If a cookie recipe called for nuts, grandma used pecans, often sent to her by her sisters in Georgia. Her sisters painstakingly picked, shelled, and packed the pecans into Ziploc freezer bags and sent them to grandma who stored them in perfect stacks in the second freezer in her garage.
Grandma made crescent cookies (like Mexican [or Russian, depending on your perspective] tea cookies but made with pecans and carefully shaped by hand into crescent shapes) dusted with powdered sugar. She also made mini pecan pies, fudge slices laden with mini marshmallows in pastel colors, and toffee bar cookies topped with melted chocolate and sprinkled with chopped pecans.
When guests dropped by, grandma set out a plate of cookies. She carefully metered them out for family and would let you know if she thought you’d had your share, which is when she would offer you fruitcake instead.
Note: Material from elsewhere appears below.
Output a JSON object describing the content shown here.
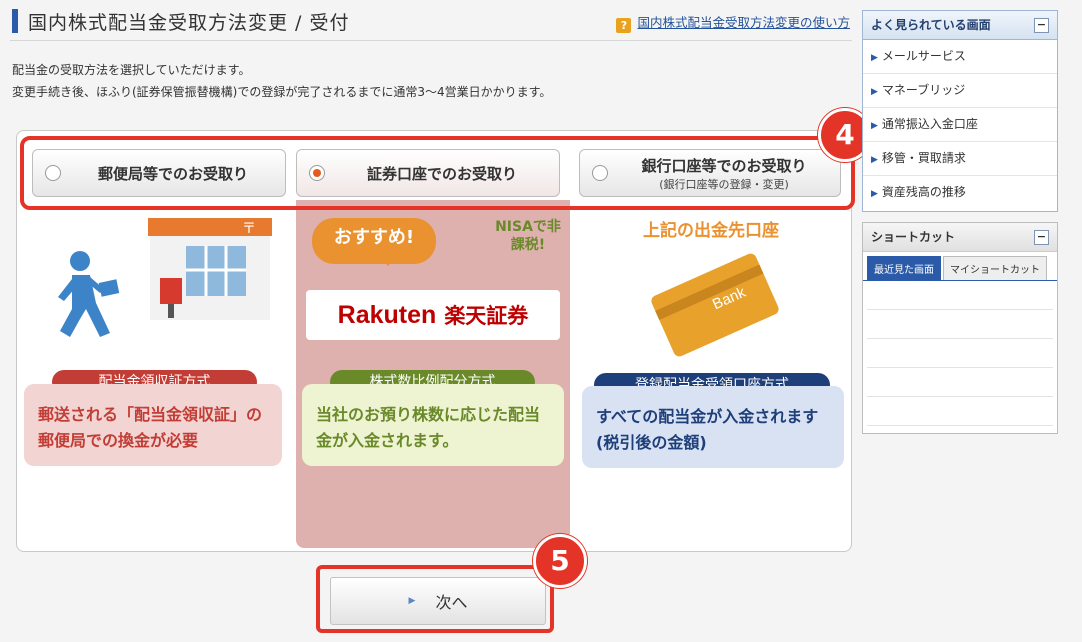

My mother and aunts knew to go directly to the source and would sneak cookies from the stash in the freezer. I don’t remember ever daring to do so myself although I wasn’t above swiping a marshmallow from the jar in her pantry.
One Christmas a few years ago I attempted to reproduce my grandmother’s tradition. I spent weeks mixing, baking, and storing the cookies. I served them to guests and boxed them up to deliver to a few people including Richard, the old man who lived alone on the corner of MLK and E. Pike. After doing it myself I can tell you that I gained new respect for the amount of work my grandmother exerted to maintain that tradition every year and that I guarded my freezer stash almost as closely as she did. But I’m sure my husband and children swiped a few. At least I hope they did.
Offering: one wooden rolling pin (that never belonged to Christine)